Yesterday was a very successful day, and I achieved
a lot. My first task was to finish prepping for tomorrow’s video,
which is No. 410 – Christmas Catalogue Pre-order Sneak Peek.
After recording the video, I left it to download onto You Tube
while I “filed” my new products in their appropriate
places along side my other current products.This is
quite time-consuming, and includes updating my two reference
files, clearing room for more stamp sets as well as
labelling and re-labelling!
It’s well worth the effort because I work so much better
when I’m organised. Once everything was in it’s place, I was
ready to decorate the inside of the cards I shared with you
yesterday, as well as making a box to hold them.
While I had been working during the day, I’d been planning
how I was going to make the box. I’d decided to make an
Envelope Punch Board (EPB) Box, so my first job was to
decide what height, width, and depth I needed my box
to be to hold five cards and five envelopes.
Once I’d established that, I went to the The Crafty Owl Box Buster
website where Joanne James has posted her EPB Box
Buster. All I needed to do was enter my three measurements
in inches or centimetres, one click of the button,
and I had all the info I needed!
I knew the size of my cardstock, where I needed to make
my first score line and where I needed to put my second score
line.

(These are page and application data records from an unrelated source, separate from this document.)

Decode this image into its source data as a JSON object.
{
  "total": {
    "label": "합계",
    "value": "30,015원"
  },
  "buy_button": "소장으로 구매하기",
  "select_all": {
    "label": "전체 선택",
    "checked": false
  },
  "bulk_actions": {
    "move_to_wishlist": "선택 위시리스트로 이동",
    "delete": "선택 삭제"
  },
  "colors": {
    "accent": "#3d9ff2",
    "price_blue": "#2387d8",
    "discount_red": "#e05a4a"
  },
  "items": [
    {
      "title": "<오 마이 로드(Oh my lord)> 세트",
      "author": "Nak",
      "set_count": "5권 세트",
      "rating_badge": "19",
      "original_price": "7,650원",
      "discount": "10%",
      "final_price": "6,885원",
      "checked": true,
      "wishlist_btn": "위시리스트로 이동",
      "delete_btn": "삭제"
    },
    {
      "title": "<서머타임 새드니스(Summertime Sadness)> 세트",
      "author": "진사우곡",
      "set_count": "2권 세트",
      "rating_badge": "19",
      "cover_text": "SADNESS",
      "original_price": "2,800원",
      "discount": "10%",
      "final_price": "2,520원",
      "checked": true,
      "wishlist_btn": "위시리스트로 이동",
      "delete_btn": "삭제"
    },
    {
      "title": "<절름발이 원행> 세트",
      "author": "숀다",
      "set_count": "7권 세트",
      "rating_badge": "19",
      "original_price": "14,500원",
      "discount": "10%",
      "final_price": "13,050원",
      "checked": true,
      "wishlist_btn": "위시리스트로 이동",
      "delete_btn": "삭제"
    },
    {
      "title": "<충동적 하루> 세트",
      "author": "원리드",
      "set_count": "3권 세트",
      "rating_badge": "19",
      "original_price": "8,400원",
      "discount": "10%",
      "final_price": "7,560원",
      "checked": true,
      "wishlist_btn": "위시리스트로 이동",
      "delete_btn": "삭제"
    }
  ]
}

I used Sahara Sand Cardstock (CS), and made my box.
When I make a box of cards to sell, I like to put a copy of
the front of my card on the outside of the box, in order that potential
customers know what’s inside without taking the product out of the cello bag.
Part of the reason for choosing to make the box with the EPB is
because I could decorate the front and the back with the outside
and the inside of the card. The challenge was, how was I
going to deal with one of these on the front which was where
the box opening was – I used a small magnet under
the flap for the closure mechanism!
I worked out what I needed to do, and went ahead, but once I’d
finished that part of the box, I realised there was an easier,
“cleaner” way of doing it. If I’d been working on this project for
a video, I’d be able to make a “prototype” and then go back and
make the real deal with the hiccups ironed out! LOL!
Although I’m pleased with my finished box, there is room for
improvement! I’m not pointing out what I could do to improve
on because it’s just a bit of fine tuning, and it probably won’t
be noticed by anybody anyway!
I hope you enjoy this project, as much as I’ve enjoyed working on it.
I hope you have a super relaxing weekend, and until tomorrow, happy crafting.